SC: Funnily enough, I sent that quotation, those very words to Thomas Hirschhorn, an artist who has been running a Gramsci monument in the Bronx under the auspices of the DIA Art Foundation. He’s built a fantastic, precarious, transient monument with a library and media centre with all sort of Gramsci-related activity. I sent him that quotation and it was put on the wall. The quotation is interesting because the point is not to become disillusioned while living without illusions. Maybe we could add another twist to that line of thought by saying the challenge of modernity is to live without illusions without becoming disillusioned but to accept that politics is the creation of an illusion that we know is an illusion. I think that illusion has a positive function and that it’s not all bad. It is not that we move from illusion to reality, necessarily.
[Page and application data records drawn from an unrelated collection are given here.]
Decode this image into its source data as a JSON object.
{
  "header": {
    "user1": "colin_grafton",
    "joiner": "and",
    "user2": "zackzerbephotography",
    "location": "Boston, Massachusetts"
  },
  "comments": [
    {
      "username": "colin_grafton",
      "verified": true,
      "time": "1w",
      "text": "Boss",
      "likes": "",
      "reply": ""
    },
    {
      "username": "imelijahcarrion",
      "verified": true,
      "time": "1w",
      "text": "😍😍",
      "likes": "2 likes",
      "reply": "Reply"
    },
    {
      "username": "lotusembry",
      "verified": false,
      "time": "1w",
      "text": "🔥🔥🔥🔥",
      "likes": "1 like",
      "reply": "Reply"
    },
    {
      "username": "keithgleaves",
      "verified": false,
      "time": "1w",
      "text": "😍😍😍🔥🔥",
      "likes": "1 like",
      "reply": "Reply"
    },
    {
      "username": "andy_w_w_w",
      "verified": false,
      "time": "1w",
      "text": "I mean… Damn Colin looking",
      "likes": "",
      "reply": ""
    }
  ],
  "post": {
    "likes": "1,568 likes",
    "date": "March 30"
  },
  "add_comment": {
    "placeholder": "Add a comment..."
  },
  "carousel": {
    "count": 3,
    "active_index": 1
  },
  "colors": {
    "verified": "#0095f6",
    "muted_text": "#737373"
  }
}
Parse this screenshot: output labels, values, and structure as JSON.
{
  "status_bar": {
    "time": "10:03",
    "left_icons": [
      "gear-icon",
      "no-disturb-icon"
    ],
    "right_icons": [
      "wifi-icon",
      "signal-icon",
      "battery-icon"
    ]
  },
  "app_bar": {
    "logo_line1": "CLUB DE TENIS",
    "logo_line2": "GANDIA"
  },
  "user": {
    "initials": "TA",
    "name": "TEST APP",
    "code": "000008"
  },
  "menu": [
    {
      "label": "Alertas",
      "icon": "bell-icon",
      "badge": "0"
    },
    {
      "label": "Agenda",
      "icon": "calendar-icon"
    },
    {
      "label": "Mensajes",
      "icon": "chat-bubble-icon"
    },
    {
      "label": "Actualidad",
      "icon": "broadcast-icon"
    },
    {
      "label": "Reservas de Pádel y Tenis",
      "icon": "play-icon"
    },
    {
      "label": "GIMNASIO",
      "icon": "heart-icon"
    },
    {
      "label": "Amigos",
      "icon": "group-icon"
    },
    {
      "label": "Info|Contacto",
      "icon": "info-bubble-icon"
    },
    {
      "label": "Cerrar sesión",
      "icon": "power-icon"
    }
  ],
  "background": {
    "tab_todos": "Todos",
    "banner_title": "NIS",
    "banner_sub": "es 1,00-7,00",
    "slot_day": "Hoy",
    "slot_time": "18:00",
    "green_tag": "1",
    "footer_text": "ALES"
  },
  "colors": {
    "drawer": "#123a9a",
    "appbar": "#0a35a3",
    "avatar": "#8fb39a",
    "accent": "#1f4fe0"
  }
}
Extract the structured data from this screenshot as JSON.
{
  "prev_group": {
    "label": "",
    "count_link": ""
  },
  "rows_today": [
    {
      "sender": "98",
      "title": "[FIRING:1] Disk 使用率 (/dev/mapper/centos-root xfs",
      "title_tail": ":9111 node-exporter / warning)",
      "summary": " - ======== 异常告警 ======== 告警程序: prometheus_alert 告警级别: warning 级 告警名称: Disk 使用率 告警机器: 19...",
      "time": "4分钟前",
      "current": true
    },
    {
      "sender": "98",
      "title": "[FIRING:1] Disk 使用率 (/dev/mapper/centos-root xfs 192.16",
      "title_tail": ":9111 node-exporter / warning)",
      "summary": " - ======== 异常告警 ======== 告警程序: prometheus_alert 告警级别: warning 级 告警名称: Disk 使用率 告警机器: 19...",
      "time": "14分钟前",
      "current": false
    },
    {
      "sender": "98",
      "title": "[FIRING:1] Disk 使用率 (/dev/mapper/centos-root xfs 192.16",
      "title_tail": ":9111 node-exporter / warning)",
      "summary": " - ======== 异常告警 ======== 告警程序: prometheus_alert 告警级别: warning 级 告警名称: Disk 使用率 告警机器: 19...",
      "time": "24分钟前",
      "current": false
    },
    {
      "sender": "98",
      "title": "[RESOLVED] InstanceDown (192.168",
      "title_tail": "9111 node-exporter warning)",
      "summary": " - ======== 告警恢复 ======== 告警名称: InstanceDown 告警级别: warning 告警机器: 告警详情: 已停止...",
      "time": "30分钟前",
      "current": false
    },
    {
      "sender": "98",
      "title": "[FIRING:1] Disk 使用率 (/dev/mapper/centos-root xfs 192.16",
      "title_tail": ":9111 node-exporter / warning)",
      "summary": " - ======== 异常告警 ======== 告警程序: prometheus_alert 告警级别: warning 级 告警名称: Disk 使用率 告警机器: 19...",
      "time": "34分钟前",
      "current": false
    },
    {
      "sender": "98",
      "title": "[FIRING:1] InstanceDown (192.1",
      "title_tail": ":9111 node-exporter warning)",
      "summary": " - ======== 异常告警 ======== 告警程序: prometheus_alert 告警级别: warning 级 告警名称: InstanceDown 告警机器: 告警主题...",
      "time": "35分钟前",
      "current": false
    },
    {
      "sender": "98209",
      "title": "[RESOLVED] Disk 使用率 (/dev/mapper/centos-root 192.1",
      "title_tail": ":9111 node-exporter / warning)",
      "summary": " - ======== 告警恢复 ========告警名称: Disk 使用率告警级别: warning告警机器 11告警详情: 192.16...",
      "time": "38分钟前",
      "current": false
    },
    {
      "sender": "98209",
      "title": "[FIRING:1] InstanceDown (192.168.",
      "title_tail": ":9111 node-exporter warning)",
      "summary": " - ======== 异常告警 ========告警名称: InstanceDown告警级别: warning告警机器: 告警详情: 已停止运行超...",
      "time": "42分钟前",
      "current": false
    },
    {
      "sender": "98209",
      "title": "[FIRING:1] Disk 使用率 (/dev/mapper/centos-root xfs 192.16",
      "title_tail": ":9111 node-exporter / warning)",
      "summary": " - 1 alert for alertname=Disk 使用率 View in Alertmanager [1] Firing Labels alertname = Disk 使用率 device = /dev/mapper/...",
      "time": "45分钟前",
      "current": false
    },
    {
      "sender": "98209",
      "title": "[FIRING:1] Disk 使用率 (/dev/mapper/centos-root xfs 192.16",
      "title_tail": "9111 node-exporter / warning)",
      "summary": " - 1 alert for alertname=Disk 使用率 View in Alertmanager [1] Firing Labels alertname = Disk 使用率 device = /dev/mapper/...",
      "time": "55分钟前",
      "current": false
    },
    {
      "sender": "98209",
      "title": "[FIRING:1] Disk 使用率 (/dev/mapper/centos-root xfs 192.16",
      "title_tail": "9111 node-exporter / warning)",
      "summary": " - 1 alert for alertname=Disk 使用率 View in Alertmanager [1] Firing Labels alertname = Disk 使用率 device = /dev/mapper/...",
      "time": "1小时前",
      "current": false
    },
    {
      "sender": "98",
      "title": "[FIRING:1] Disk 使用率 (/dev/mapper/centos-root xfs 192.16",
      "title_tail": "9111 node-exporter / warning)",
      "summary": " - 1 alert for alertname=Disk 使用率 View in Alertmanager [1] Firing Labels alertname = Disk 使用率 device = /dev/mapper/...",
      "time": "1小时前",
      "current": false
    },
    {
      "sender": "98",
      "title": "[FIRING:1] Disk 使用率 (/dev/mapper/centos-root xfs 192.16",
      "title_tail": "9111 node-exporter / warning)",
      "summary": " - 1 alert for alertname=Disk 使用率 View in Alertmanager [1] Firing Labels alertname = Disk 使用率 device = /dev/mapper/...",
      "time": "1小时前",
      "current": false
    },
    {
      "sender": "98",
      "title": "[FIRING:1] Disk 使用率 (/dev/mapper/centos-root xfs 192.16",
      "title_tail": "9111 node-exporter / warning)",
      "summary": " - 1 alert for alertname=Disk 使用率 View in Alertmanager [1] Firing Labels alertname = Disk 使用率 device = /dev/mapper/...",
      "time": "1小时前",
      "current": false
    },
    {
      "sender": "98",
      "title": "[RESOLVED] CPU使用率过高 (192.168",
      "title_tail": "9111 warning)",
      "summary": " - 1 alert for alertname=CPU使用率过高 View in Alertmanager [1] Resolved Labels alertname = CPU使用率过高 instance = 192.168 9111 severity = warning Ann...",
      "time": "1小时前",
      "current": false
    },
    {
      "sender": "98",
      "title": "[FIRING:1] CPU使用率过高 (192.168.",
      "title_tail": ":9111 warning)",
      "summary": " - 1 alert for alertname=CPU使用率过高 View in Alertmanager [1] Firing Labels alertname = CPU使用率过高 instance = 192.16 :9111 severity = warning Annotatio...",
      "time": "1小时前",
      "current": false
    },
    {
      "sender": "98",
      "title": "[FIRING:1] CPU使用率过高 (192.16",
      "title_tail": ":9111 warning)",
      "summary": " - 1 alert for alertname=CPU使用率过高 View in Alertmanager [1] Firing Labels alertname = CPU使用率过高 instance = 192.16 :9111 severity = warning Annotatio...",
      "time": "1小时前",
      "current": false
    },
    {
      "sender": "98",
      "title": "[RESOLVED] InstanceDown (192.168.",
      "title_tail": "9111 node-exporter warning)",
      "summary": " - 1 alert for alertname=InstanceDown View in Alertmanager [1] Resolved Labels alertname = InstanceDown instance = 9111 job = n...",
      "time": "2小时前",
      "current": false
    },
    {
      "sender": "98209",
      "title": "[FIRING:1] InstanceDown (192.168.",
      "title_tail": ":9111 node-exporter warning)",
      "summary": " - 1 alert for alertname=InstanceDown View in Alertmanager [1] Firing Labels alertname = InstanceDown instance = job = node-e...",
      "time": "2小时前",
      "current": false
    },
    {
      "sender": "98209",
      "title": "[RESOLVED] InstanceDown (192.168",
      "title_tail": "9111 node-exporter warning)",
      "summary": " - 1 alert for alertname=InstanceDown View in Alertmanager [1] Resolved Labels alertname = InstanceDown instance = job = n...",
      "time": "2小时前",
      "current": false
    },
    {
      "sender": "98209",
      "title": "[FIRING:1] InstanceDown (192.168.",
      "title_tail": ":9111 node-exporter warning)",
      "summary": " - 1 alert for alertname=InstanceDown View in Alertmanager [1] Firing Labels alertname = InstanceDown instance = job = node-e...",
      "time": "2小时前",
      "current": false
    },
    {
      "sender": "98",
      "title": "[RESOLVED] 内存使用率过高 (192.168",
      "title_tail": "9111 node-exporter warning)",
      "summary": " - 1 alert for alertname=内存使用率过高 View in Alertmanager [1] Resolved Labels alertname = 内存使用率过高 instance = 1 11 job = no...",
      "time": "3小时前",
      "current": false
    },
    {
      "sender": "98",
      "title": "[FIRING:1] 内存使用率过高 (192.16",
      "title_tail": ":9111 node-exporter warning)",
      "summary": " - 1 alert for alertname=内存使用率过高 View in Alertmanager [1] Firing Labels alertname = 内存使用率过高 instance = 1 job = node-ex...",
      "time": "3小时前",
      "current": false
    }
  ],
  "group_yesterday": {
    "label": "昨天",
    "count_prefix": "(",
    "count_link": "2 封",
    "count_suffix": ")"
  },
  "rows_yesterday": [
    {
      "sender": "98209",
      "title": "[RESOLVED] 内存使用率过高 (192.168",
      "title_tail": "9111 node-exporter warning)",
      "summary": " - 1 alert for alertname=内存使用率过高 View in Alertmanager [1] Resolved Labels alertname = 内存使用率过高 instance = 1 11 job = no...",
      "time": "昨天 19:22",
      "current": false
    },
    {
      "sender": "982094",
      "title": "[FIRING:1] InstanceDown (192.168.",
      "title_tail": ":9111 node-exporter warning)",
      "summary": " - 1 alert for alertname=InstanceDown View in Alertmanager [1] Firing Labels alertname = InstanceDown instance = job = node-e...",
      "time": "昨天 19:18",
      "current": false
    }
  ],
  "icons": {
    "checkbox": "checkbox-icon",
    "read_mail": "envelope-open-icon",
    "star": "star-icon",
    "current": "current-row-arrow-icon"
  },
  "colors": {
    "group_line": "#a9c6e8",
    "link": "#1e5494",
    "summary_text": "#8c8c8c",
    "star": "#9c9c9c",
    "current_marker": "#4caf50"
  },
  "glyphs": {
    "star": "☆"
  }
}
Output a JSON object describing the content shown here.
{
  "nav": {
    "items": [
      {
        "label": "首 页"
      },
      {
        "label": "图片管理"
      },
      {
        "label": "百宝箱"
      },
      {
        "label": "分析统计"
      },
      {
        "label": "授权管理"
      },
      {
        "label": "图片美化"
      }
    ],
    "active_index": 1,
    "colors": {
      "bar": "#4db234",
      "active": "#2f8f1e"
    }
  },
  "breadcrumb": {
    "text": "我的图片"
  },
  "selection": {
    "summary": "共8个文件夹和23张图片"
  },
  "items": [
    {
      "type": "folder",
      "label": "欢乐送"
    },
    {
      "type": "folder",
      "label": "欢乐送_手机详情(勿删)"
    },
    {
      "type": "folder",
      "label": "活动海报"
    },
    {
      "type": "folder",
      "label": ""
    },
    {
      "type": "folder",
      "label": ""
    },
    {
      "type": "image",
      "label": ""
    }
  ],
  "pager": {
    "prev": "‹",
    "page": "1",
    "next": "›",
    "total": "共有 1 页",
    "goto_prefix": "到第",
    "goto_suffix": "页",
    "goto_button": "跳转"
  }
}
Politics is often about the creation of forms of positive illusion, which can stitch together a political movement and political front around a slogan or image. I don’t think we can just disregard illusions but we have to inhabit illusions while knowing they are illusions.
You may not be aware that the beaver, this unlucky, little, cute rodent, has suffered a long history of oppression and exploitation. On the American continent, the beaver, a traditional source of clothing and food for native people, became soon after the arrival of the European colonizers a main object of trade in the increasingly flourishing fur trade industry. Beaver pelt even led the English and the French to a brutal commercial war that ended up with the depletion, over-exploitation and over-starvation of beavers. Nonetheless, beaver hats remained quite a fashionable piece of clothing from 1550 to 1850.
As usual, colonization and exploitation were accompanied by a symbolic misrecognition that has lasted up to the present day. You may remember, for example, Jodie Foster’s 2011 movie, The Beaver, where a hand puppet named… The Beaver (I know, sorry!) turns from a cute, friendly fetish helping the main character, Walter, to recover from his severe depression, into a sort of manipulating and cruel incubus taking over his entire life. But there have been many precedents of this cultural devaluation of beavers.